Exec nodes run a shell command in a container.
Conducto reuses these containers for two reasons: For speed, to save on startup time, or for state, to allow multiple nodes to build up their container's state incrementally.
Follow these tips to maximize parallelism and minimize latency:
- Divide your work into many small tasks.
- Make an
Execnode for each task, and group them under a
Parallelnode so they can run concurrently.
- Use the same resources for each node.
Containers can take considerable time to start up if they are large or if hardware needs to be provisioned.
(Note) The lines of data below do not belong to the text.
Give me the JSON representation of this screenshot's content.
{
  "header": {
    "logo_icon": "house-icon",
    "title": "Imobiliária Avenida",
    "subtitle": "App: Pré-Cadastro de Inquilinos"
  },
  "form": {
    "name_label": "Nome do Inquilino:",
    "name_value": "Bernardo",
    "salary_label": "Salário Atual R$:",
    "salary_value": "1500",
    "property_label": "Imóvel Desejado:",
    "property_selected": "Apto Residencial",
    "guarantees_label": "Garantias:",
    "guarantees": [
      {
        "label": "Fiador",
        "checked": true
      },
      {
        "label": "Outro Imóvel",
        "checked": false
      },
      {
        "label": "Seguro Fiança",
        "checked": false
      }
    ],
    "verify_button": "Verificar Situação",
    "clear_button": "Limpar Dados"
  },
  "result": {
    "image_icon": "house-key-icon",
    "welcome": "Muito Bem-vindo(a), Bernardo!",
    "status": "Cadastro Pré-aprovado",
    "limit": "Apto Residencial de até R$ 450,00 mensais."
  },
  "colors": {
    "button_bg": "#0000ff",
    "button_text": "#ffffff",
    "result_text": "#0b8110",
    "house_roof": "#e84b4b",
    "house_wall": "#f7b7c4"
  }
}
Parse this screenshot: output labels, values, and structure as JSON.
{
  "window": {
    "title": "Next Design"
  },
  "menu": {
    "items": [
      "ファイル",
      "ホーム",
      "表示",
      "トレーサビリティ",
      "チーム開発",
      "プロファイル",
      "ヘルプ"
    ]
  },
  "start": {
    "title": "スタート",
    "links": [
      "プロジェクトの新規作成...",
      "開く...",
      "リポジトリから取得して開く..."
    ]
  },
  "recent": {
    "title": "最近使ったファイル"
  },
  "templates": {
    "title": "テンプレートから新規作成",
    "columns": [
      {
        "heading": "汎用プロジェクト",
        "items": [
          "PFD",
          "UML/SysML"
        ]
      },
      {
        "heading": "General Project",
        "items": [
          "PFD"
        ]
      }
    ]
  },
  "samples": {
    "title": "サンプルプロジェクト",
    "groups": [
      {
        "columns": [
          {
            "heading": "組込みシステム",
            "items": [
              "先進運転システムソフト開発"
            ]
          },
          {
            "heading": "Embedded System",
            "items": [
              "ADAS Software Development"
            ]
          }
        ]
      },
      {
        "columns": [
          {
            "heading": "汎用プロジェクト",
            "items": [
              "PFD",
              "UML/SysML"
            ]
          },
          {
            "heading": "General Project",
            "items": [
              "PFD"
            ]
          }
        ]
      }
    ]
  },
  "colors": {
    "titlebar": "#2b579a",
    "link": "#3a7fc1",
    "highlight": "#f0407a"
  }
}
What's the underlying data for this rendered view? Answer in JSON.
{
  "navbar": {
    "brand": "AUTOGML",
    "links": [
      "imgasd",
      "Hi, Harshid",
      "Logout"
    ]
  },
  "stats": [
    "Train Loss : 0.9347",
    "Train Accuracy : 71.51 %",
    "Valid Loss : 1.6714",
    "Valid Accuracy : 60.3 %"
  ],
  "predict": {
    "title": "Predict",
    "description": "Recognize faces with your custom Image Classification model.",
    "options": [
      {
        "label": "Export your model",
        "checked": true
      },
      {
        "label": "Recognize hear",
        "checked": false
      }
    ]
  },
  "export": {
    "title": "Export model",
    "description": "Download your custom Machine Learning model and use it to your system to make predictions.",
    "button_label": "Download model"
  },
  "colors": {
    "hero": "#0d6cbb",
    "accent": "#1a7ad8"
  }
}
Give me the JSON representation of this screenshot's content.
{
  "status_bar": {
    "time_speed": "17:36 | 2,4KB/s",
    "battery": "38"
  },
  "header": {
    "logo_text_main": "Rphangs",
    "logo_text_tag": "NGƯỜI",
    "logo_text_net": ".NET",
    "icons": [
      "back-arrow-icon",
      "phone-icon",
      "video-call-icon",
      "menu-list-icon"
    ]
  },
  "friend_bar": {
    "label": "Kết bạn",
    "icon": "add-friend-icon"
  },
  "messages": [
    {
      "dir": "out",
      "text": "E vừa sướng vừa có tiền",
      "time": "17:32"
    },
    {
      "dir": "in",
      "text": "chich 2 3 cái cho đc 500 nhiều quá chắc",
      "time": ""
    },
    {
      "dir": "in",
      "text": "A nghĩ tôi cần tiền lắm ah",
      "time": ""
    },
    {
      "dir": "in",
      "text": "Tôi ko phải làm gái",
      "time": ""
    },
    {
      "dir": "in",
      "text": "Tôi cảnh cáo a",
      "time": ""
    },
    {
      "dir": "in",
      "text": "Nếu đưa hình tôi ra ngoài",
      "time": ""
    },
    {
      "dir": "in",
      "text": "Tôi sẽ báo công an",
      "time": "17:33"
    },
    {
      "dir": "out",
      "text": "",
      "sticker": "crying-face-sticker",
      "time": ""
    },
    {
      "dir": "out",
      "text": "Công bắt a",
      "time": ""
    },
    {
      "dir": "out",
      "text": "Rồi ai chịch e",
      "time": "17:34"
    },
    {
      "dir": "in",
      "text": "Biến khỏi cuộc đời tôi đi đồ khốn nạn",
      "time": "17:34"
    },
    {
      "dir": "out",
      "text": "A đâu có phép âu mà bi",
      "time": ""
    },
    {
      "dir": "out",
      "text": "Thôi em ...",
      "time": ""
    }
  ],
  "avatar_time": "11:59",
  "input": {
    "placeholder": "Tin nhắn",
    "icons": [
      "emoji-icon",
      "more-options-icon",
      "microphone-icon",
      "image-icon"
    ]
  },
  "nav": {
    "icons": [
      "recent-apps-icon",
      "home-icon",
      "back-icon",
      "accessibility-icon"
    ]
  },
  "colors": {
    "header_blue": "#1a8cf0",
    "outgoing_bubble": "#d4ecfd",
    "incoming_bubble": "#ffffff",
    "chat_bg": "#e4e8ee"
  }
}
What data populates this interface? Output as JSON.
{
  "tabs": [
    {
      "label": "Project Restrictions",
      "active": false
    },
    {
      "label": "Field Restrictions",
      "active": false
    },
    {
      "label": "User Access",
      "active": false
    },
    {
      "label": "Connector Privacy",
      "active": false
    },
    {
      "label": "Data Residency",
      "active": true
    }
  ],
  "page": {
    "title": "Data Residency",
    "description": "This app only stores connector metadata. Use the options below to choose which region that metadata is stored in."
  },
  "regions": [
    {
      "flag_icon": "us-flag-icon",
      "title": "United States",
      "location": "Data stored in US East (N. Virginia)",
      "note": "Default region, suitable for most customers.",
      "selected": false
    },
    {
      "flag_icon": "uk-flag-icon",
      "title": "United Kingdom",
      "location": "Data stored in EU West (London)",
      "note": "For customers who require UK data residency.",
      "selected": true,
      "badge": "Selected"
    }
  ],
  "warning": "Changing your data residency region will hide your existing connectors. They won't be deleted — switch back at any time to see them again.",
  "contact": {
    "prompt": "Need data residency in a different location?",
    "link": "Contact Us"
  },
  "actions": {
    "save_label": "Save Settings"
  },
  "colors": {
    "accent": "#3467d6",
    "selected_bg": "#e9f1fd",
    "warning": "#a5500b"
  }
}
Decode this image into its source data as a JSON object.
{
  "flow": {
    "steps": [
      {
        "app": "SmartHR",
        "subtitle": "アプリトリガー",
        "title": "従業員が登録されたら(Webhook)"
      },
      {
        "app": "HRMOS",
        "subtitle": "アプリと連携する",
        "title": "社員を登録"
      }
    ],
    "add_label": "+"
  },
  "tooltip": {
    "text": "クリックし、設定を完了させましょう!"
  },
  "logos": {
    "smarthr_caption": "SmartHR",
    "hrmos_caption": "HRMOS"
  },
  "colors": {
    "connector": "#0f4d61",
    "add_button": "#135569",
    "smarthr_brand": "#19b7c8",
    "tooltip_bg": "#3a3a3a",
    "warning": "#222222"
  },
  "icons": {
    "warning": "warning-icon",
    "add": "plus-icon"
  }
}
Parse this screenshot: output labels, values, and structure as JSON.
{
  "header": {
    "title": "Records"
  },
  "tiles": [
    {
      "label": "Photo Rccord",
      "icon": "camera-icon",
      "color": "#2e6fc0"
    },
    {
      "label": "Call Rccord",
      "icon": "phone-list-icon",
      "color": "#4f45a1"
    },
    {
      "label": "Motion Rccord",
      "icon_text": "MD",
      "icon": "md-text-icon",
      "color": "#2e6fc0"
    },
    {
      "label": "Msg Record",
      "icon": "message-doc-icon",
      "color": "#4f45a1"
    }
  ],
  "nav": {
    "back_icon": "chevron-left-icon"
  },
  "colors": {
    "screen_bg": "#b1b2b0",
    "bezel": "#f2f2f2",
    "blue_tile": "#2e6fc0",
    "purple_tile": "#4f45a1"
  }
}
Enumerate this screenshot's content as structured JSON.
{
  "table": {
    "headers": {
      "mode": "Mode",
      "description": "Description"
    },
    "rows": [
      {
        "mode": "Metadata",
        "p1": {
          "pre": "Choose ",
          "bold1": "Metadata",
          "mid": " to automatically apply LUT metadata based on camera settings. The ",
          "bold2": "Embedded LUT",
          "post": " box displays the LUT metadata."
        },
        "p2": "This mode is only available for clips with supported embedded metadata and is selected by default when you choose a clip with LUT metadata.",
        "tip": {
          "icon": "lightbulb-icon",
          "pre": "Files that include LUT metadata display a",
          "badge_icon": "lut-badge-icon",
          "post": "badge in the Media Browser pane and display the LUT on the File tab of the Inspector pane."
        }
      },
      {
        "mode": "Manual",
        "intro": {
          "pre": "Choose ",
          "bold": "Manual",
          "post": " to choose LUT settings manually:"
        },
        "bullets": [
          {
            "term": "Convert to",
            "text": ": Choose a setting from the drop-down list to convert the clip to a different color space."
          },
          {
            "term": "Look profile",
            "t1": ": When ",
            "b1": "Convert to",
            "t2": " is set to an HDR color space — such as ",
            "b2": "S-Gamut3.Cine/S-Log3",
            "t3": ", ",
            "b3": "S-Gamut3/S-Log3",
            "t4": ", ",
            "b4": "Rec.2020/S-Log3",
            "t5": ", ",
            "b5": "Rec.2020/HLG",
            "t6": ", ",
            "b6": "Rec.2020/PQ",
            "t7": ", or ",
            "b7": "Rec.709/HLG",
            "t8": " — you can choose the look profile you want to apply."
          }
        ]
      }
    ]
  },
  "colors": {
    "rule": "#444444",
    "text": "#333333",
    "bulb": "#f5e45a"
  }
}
Conducto takes care to minimize this overhead while parallelizing for maximum throughput.
Exec node has some resources specified (
docker_run_args), and Conducto ensures they run in a container that matches.
Exec node moves from Pending to Queued, Conducto:
- Finds the work queue with matching resources, creating one if needed.
- Places this
Execnode at the back of the queue.
- Launches worker processes in containers with the specified resources.
The worker processes run
Exec nodes from their queue until it is empty, then they exit.
If you split your work into many
Exec nodes, Conducto can optimize the execution.
For short tasks, a few worker processes will run all of them quickly before many containers are launched.
If tasks take a long time, the worker pool will grow to run them all concurrently.
CI/CD frequently require steps that 1) install some software, 2) start a server, and 3) run some tests.
You can combine these steps into one shell script in a single
If break them into separate nodes, you can see each step's individual output, timing, and success.
The single-node version might look like this:
co.Exec(""" npm i ./start-server.sh python test.py """)
To break it into separate nodes, set
container_reuse_context to sidestep the normal work queues and force Conducto to run all children in a single container:
with co.Serial(container_reuse_context=co.ContainerReuseContext.NEW): co.Exec("npm i", name="install") co.Exec("./start-server.sh", name="start") co.Exec("python test.py", name="test")
By circumventing the work queues, you lose the ability to parallelize.
Because the state is built up over the course of the commands, the nodes have to be run as a unit, and cannot be skipped or reset individually.
Because of these drawbacks,
ContainerReuseContext.NEW is not great for passing data between nodes.
You can do it, but you lose a lot of the benefits of Conducto.
To learn how to pass data between nodes without relying on a shared filesystem, check out conducto.Data instead.
Also, now that you understand how containers are created in context with a pipeline, you're ready to start asking Conducto to create standalone containers for a given node, which is how you debug a Conducto pipeline.
- Features: Container reuse: Conducto can go faster by reusing containers. Learn how to control this.